For blockchain to become mainstream, Budd points out, there needs to be “appropriate configuration to ensure we meet data privacy regulation,” which would include assurances on security, resiliency and recovery. Further mainstream adoption will require interoperability between distributed ledgers.

“It may take another five to 10 years before distributed ledger technology becomes truly mainstream,” he says. “That brings us to 2027, the year the World Economic Forum predicted that 10% of global GDP will be stored on blockchains.”

Transformative Teamwork

Collaboration has become a key driver, whether it’s banks teaming up, such as the partnership between DBS and Standard Chartered to develop a distributed ledger for trade finance in Singapore; banks deploying the solutions of distributed ledger companies, such as Ripple; or consortiums like R3 and the Linux Foundation.

Cooper, R3: We always intended to build a financial-grade distributed ledger that supports the whole financial services community.

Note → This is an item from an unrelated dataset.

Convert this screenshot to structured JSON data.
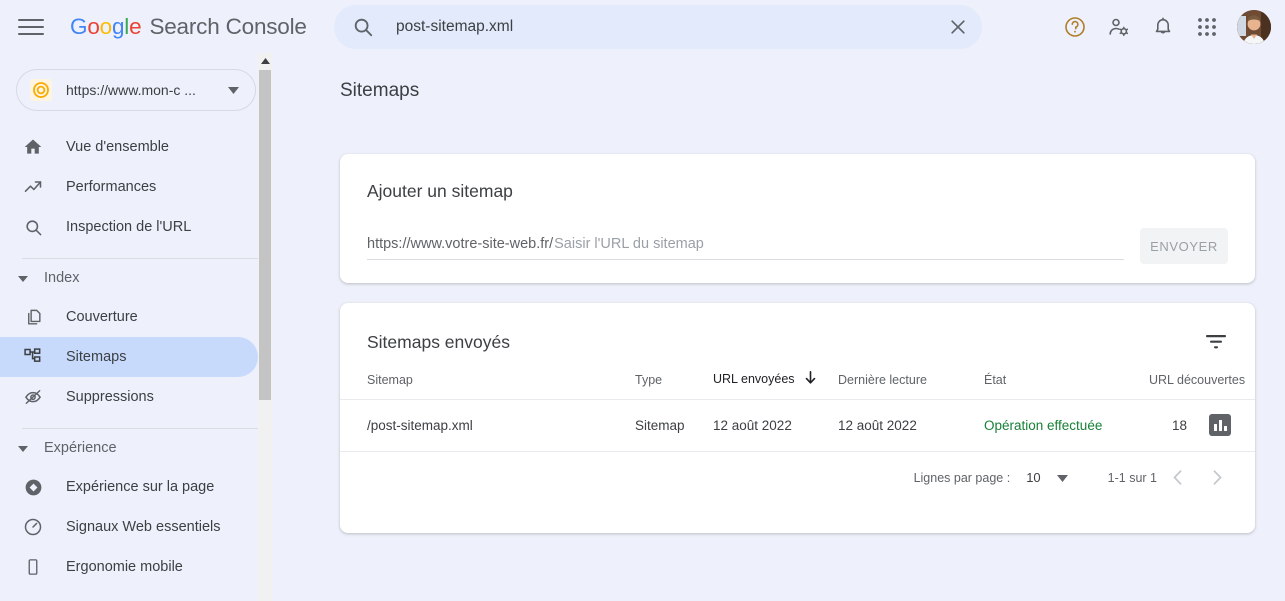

IBM is an active participant in the Linux Foundation Hyperledger Project, along with a slew of big names in finance, such as ANZ, State Street and J.P. Morgan, and similar heavy hitters from the tech side, including Intel, Cisco and NTT Data. Wallis describes the project as a blockchain “fabric,” a cross-industry collaboration to support development of multiple use cases with various players contributing their unique expertise.

“Ripple has an end-to-end vertical capability with use cases like remittances, [while Bitcoin rival] Ethereum has typically been used for smart contracts,” Wallis explains. “Hyperledger is designed to support regulated industries and known entities working on a blockchain. We think it has, by design, capabilities that will allow multiple use cases and [will] operate in the permissioned world [where only authorized participants can validate transactions].”

As part of the Linux Foundation project, IBM is making tools available in the Cloud environment to help developers get started quickly. “We are working with a number of clients on proofs of concept or first projects to define a use case and test out the technology on it,” Wallis says. “We are working with clients on the technology level, the build level and the application level.”

With 50 members, R3 is the largest consortium of its kind in the financial markets, and managing director Charley Cooper says part of R3’s role is to set standards for the emerging blockchain technology.

“The model of major financial institutions working collaboratively to build technology and develop standards is best suited to that purpose,” Cooper says. “By becoming a central point for rigorous and robust testing for our own shared-ledger platform, Corda, as well as many others, we’re already playing an active role in the development of those standards.” Cooper says that from the outset, this initiative was intended to build a financial-grade distributed ledger that would support the whole financial services community.

“R3 believes that the power of this tech comes from its network effect,” Cooper adds. “R3 has a growing number of nonbank members, so the technology we develop will by its very nature meet the standards required by different types of financial institutions from all corners of the globe.”